A Chilean honey distribution executive has said that labelling artificially created products as ‘honey’ is “impossible to accept.”
Researchers at Santiago-based APF – which is selling its products all over the world – have established a scientific technology that certifies the antibacterial capabilities of honey from the Patagonia region.
Asked for her point of view on the endeavours of enterprises aiming at the development of bee-free honey, Blanca made clear that she could not understand the decision to call what they want to create ‘honey.’
Dutch firm Fooditive recently made headlines by announcing significant progress in its bid to “copy honey DNA into a strain of yeast.”
The Rotterdam-based company’s target is to create a product which has the same characteristics as pollinator-produced honey as far as its taste, colour and positive effects on human health are concerned.
Blanca told NewsX: “It’s hard to understand why it’s promoted to be similar to honey and not as an artificial sweetener.”
The APF executive said: “Those who are dedicated to beekeeping know how magical the process of producing one kilogramme of honey is. The bees’ pollination efforts are of great importance concerning their evolution and survival.”
Blanca argued it is “impossible to accept” the title ‘honey’ for the invention.
Speaking to NewsX, she added: “This does not mean that it might be a good sweetener made in laboratories.”
Moayad Abushokhedim – the founder and CEO of Fooditive – said last November his firm was determined to “make no compromise on taste, quality or price.”
Moayad claimed that the endeavour was a “stepping stone for a revolutionary advancement in the food and biotechnology industries.”
Two years ago, Fooditive caused a stir by presenting the first-ever plant-based casein to be used in the dairy industry.
AFP, meanwhile, claims on its website that its product “helps you feel healthier, stronger and energised, supporting memory and mental acuity, soothing your skin and nourishing your digestive tract.”
Blanca told NewsX that the Chilean company’s honey range was 100 per cent free of pesticides, herbicides and any type of contaminant.
According to the Mayo Clinic, a leading US American medical research centre, honey “is used as an anti-inflammatory, antioxidant and antibacterial agent.”
The Mayo Clinic says on its homepage that honey “might offer antidepressant, anticonvulsant and anti-anxiety benefits.”
It adds that its antioxidants “might be associated with reduced risk of heart disease.”
Bees are crucial pollinators.

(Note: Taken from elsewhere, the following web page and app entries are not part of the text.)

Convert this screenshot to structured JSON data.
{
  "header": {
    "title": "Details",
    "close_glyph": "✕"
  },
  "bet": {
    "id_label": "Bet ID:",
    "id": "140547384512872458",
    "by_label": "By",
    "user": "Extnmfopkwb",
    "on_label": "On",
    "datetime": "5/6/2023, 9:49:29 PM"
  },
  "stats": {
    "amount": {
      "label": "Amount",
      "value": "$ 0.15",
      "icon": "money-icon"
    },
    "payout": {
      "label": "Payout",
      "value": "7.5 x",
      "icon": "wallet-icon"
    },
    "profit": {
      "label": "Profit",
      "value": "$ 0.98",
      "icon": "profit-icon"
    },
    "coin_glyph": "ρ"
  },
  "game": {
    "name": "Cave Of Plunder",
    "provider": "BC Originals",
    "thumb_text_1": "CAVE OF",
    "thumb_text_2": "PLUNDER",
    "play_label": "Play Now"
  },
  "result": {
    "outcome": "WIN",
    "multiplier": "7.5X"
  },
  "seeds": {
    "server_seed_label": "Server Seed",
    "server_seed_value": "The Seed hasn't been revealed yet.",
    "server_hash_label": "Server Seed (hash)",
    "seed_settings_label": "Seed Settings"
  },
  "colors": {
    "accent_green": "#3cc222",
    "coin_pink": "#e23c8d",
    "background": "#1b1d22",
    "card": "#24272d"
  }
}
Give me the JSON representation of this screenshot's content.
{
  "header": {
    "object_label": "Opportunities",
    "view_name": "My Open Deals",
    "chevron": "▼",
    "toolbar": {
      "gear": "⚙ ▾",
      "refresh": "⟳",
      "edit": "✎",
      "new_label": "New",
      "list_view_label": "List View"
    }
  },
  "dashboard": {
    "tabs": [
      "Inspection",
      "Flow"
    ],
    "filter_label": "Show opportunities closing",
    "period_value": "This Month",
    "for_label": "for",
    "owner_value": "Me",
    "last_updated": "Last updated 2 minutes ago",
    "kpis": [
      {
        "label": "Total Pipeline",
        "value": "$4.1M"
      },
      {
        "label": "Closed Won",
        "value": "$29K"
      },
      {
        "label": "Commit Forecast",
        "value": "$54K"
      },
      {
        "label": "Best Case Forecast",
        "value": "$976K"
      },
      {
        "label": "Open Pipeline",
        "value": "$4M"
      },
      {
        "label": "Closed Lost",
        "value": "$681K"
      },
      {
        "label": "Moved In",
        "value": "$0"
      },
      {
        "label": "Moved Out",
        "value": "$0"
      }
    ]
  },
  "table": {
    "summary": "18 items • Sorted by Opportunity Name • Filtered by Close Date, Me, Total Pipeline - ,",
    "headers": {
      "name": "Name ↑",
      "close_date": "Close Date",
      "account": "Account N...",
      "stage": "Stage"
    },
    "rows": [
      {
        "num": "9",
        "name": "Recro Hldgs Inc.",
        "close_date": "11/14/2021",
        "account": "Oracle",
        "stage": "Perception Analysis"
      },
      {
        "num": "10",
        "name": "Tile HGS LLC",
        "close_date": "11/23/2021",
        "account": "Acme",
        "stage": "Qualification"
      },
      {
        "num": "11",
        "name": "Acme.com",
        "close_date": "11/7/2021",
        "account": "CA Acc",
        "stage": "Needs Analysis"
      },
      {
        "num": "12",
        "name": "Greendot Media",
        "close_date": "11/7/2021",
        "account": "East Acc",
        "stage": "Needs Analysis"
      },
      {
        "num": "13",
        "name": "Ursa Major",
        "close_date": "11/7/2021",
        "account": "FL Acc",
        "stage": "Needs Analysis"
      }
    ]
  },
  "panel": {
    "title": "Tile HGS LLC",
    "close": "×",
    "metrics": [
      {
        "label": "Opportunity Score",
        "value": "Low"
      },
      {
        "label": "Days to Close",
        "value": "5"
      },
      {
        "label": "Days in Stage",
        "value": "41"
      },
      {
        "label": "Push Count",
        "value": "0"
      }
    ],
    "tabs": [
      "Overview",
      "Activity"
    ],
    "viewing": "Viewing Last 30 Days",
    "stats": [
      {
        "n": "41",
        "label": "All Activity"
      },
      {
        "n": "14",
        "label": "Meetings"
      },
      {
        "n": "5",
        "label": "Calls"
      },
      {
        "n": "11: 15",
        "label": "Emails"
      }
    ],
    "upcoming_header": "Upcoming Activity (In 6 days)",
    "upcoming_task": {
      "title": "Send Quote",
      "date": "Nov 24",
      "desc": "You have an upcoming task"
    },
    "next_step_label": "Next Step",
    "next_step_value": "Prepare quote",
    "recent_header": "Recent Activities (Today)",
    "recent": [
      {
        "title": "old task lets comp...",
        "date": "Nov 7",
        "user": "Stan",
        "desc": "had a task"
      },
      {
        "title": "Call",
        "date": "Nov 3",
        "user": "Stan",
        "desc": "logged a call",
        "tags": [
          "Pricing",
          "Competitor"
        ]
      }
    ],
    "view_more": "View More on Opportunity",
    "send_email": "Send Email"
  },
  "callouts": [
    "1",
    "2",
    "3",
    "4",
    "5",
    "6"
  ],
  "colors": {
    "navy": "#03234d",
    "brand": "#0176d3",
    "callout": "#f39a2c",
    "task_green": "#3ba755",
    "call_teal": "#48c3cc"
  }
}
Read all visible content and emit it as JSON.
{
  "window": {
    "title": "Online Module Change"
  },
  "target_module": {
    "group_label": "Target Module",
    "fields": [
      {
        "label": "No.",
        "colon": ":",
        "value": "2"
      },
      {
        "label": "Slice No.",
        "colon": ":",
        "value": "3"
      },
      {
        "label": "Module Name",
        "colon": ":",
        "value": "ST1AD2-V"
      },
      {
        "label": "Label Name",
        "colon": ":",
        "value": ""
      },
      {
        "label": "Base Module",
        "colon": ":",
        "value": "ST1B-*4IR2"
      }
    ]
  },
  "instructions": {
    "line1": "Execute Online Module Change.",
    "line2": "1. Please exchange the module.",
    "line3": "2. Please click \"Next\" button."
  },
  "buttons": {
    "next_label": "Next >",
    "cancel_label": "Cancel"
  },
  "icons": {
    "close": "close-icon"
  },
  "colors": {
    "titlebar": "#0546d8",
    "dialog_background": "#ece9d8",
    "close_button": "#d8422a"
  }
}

They provide vital support to the diversity of flowering plants as well as agricultural productivity anywhere in the world.
Their existence is endangered by the excessive application of harmful pesticides and the progressing reduction of habitats.